What you need to do — Which lines of the data include the string "JSON"? List them all.

Extracted data entries
========================
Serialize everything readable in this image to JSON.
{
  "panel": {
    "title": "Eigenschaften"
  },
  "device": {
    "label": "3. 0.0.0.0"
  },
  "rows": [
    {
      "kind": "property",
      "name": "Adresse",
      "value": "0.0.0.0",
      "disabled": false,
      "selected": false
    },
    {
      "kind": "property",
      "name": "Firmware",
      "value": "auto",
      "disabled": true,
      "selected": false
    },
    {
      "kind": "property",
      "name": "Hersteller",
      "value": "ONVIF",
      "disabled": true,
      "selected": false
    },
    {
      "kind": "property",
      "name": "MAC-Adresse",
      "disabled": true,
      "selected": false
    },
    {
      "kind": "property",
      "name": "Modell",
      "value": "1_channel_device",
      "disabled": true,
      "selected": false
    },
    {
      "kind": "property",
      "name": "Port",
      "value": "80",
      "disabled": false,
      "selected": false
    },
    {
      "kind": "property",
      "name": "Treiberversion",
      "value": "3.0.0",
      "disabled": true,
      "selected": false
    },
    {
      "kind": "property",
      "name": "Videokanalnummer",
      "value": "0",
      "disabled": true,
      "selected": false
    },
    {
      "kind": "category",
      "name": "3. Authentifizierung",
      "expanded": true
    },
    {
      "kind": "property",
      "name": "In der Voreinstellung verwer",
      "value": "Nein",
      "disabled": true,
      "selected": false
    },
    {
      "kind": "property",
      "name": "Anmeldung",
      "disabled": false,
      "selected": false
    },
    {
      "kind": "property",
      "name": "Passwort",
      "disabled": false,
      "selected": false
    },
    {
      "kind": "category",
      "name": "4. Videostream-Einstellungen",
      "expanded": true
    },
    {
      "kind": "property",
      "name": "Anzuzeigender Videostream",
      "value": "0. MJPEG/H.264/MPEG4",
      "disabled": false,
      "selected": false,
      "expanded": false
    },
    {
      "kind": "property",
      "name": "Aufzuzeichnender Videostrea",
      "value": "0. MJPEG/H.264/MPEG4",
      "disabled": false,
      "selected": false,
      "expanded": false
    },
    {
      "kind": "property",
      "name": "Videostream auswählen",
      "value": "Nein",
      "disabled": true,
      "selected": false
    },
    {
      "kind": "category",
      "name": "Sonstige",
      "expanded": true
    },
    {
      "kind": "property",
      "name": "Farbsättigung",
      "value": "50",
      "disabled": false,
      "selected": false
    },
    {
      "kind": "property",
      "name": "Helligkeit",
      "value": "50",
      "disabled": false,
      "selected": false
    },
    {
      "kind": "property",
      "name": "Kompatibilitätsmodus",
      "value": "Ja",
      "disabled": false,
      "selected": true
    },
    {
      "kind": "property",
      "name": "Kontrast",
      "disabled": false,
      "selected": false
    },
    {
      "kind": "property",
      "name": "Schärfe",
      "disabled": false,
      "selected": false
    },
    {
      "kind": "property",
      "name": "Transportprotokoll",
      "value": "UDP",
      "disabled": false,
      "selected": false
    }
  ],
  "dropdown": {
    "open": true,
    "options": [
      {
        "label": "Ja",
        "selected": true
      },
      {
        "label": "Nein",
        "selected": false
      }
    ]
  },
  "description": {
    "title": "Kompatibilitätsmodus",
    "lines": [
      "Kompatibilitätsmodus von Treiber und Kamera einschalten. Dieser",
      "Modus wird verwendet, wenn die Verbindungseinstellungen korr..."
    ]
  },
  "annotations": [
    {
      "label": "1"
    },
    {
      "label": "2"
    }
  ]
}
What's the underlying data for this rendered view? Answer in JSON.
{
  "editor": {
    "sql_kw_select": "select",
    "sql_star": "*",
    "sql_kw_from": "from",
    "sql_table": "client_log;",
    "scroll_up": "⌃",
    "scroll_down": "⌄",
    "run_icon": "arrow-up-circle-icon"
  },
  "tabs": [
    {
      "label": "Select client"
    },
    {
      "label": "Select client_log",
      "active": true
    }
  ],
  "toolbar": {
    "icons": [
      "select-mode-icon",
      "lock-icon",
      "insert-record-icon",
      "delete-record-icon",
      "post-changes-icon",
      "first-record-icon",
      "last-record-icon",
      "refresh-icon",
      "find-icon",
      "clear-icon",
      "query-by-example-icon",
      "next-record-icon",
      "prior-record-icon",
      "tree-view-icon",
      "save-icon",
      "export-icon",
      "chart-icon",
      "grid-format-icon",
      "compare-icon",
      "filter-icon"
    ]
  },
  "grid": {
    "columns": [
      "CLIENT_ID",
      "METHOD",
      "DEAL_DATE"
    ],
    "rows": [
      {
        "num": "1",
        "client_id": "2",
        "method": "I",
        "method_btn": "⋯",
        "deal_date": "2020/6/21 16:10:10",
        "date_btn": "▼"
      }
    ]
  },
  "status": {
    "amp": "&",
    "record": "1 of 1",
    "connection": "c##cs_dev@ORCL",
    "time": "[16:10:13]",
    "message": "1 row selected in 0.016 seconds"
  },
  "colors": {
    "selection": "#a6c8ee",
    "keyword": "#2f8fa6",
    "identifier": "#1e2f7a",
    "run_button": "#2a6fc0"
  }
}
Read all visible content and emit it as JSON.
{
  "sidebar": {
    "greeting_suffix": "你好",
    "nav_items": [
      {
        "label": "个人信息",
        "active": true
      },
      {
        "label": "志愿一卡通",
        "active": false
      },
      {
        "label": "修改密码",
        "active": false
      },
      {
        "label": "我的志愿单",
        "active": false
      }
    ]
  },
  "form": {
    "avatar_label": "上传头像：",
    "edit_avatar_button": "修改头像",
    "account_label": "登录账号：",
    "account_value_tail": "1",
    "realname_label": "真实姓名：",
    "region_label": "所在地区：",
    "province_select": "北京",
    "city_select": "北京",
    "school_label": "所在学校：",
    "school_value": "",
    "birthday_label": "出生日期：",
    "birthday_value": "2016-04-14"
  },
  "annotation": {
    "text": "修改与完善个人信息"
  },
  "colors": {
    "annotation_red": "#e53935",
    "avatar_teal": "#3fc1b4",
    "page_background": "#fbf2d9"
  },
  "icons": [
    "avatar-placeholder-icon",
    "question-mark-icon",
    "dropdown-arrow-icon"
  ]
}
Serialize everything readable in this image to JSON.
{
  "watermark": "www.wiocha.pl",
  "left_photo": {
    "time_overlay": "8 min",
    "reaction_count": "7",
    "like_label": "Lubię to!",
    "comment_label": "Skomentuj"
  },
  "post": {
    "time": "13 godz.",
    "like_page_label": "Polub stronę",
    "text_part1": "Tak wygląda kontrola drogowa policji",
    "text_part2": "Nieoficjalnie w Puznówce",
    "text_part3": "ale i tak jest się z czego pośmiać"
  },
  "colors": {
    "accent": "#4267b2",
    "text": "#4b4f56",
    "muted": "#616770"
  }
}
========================
Written answer —
Serialize everything readable in this image to JSON.
What's the underlying data for this rendered view? Answer in JSON.
Read all visible content and emit it as JSON.
Serialize everything readable in this image to JSON.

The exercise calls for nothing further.